In a statement, the ministry insisted the accusations were “unfounded and baseless” but said Mr Shapovalov’s departure would “preserve the trust of society and international partners”.
Mr Tymoshenko, who has worked with Mr Zelensky since his election in 2019 and oversaw regional policy, also announced his resignation on Tuesday.
He posted a photo of himself holding a handwritten resignation letter, thanking Mr Zelensky for the “opportunity to do good deeds every day and every minute”.
Mr Tymoshenko was implicated in several scandals during his tenure, including in October 2022 when he was accused of using a car donated to Ukraine for humanitarian purposes.
The dismissal of Mr Symonenko comes following media reports that he spent a holiday in Spain this winter, reportedly using a car belonging to a Ukrainian businessman.
Transparency International ranked Ukraine 122 out of 180 in its corruption ranking for 2021.
The shake-up comes after a Ukrainian deputy minister of development of communities, territories and infrastructure was sacked over the weekend following his arrest on suspicion of embezzlement.
Mr Vasyl Lozynkiy was accused of receiving a bribe to “facilitate” the purchase of generators at inflated prices as Ukraine faces electricity shortages following Russian strikes on the energy grid.
The European Union has highlighted anti-corruption measures as one of the key reforms Ukraine needs to gain candidate status for the bloc.
According to the Centre for Economic Strategy, a Ukrainian think tank, the total amount of Western military and financial support for Kyiv could total US$100 billion (S$132 billion) in 2023, including more than US$40 billion for its armed forces, as Ukraine gears up for expected offensives this spring.
Mr Zelensky said on Sunday that he hoped the dismissal of Mr Lozynkiy would send a “signal to all those whose actions or behaviour violate the principle of justice”.
“I want this to be clear: There will be no return to what used to be in the past,” he said.
The changes are a rare shake-up of an otherwise notably stable wartime leadership in Kyiv. Apart from purging a spy agency in July, Mr Zelensky has mostly stuck with his team, built around fellow political novices the former television actor brought into power.
Poland offers its Leopards
The leadership revamp came as Poland announced that it had officially asked for Germany’s permission to export German-made tanks to Ukraine.
This appears to leave German Chancellor Olaf Scholz little room to continue putting off a decision in what has become the main debate among allies over how best to support Ukraine.
Germany’s Defence Minister Boris Pistorius has said Mr Scholz is already talking to Berlin’s allies about sending Leopard 2 tanks to Ukraine, and a decision to ship them could come in the next few days.
He said nations with Leopard 2s in their militaries may actually start training Ukrainians on how to use these lethal main battle tanks.

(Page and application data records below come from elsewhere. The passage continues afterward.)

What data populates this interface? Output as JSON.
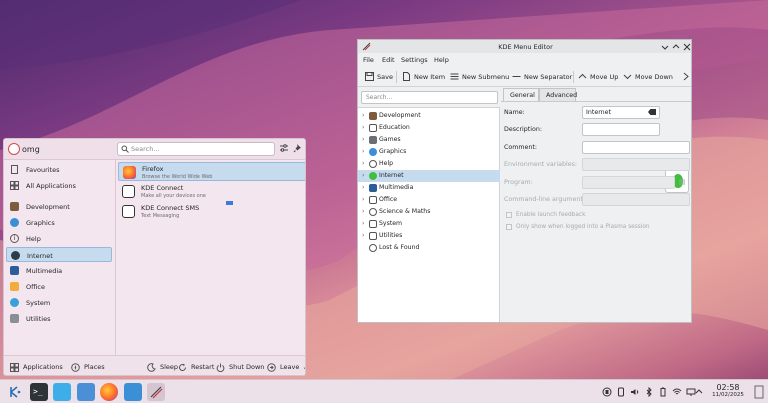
{
  "launcher": {
    "user_name": "omg",
    "search_placeholder": "Search...",
    "categories": [
      {
        "label": "Favourites",
        "icon": "star-icon"
      },
      {
        "label": "All Applications",
        "icon": "grid-icon"
      },
      {
        "label": "Development",
        "icon": "development-icon"
      },
      {
        "label": "Graphics",
        "icon": "graphics-icon"
      },
      {
        "label": "Help",
        "icon": "help-icon"
      },
      {
        "label": "Internet",
        "icon": "globe-icon"
      },
      {
        "label": "Multimedia",
        "icon": "multimedia-icon"
      },
      {
        "label": "Office",
        "icon": "office-icon"
      },
      {
        "label": "System",
        "icon": "system-icon"
      },
      {
        "label": "Utilities",
        "icon": "utilities-icon"
      }
    ],
    "selected_category": "Internet",
    "apps": [
      {
        "name": "Firefox",
        "desc": "Browse the World Wide Web",
        "icon": "firefox-icon"
      },
      {
        "name": "KDE Connect",
        "desc": "Make all your devices one",
        "icon": "kdeconnect-icon"
      },
      {
        "name": "KDE Connect SMS",
        "desc": "Text Messaging",
        "icon": "kdeconnect-sms-icon"
      }
    ],
    "footer": {
      "applications": "Applications",
      "places": "Places",
      "sleep": "Sleep",
      "restart": "Restart",
      "shutdown": "Shut Down",
      "leave": "Leave"
    }
  },
  "editor": {
    "title": "KDE Menu Editor",
    "menu": [
      "File",
      "Edit",
      "Settings",
      "Help"
    ],
    "toolbar": {
      "save": "Save",
      "new_item": "New Item",
      "new_submenu": "New Submenu",
      "new_separator": "New Separator",
      "move_up": "Move Up",
      "move_down": "Move Down"
    },
    "tree_search_placeholder": "Search...",
    "tree": [
      {
        "label": "Development",
        "expander": true
      },
      {
        "label": "Education",
        "expander": true
      },
      {
        "label": "Games",
        "expander": true
      },
      {
        "label": "Graphics",
        "expander": true
      },
      {
        "label": "Help",
        "expander": true
      },
      {
        "label": "Internet",
        "expander": true
      },
      {
        "label": "Multimedia",
        "expander": true
      },
      {
        "label": "Office",
        "expander": true
      },
      {
        "label": "Science & Maths",
        "expander": true
      },
      {
        "label": "System",
        "expander": true
      },
      {
        "label": "Utilities",
        "expander": true
      },
      {
        "label": "Lost & Found",
        "expander": false
      }
    ],
    "selected_tree_item": "Internet",
    "tabs": [
      "General",
      "Advanced"
    ],
    "active_tab": "General",
    "form": {
      "name_label": "Name:",
      "name_value": "Internet",
      "description_label": "Description:",
      "comment_label": "Comment:",
      "env_label": "Environment variables:",
      "program_label": "Program:",
      "args_label": "Command-line arguments:",
      "enable_feedback": "Enable launch feedback",
      "plasma_only": "Only show when logged into a Plasma session"
    }
  },
  "taskbar": {
    "time": "02:58",
    "date": "11/02/2025"
  },
  "colors": {
    "accent": "#3daee9",
    "selection": "#c7dbef"
  }
}
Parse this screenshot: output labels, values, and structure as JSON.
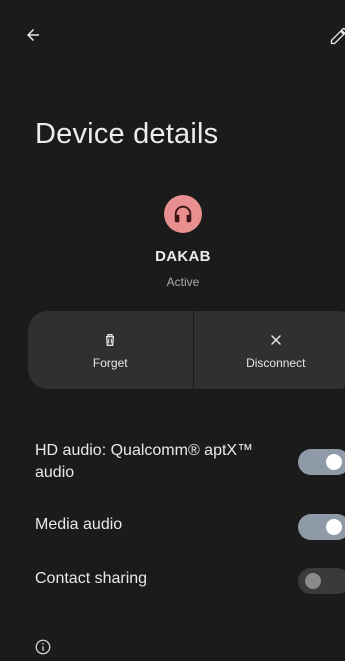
{
  "header": {
    "back_icon": "arrow-back-icon",
    "edit_icon": "pencil-edit-icon"
  },
  "page": {
    "title": "Device details"
  },
  "device": {
    "icon": "headphones-icon",
    "name": "DAKAB",
    "status": "Active",
    "accent_color": "#e88f8f"
  },
  "actions": [
    {
      "icon": "trash-icon",
      "label": "Forget"
    },
    {
      "icon": "close-icon",
      "label": "Disconnect"
    }
  ],
  "settings": [
    {
      "label": "HD audio: Qualcomm® aptX™ audio",
      "enabled": true
    },
    {
      "label": "Media audio",
      "enabled": true
    },
    {
      "label": "Contact sharing",
      "enabled": false
    }
  ],
  "footer": {
    "info_icon": "info-icon"
  },
  "colors": {
    "background": "#1b1b1b",
    "panel": "#303030",
    "toggle_on": "#8f9aa8",
    "toggle_off": "#3a3a3a"
  }
}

“I am preparing for a possible decision to send the Leopard tanks and to allow other European and Nato partners to do the same,” Mr Pistorius said in an interview on Tuesday with public broadcaster ZDF, pushing back against the suggestion that Germany is dragging its feet.
“If the decision takes one or two days, then that’s just the way it is,” he said.
Nato chief Jen Stoltenberg said he welcomes the “clear message” from Berlin “because after a decision has been taken on the delivery on battle tanks, it will take some time to identify, to make them ready and to train Ukrainian solders to use them”.
“At this pivotal moment in the war, we must provide heavier and more advanced systems to Ukraine, and we must do it faster,” he said.
Frontlines in the war have been largely frozen in place for two months despite heavy losses on both sides.
Russia and Ukraine are both widely believed to be planning offensives in the coming months.
A Ukrainian official said the upcoming spring and summer would be decisive.
“If the major Russian offensive planned for this time fails, it will be the ruin of Russia and Putin,” Mr Vadym Skibitsky, deputy head of Ukraine’s military intelligence, said in an interview with news site Delfi. REUTERS, AFP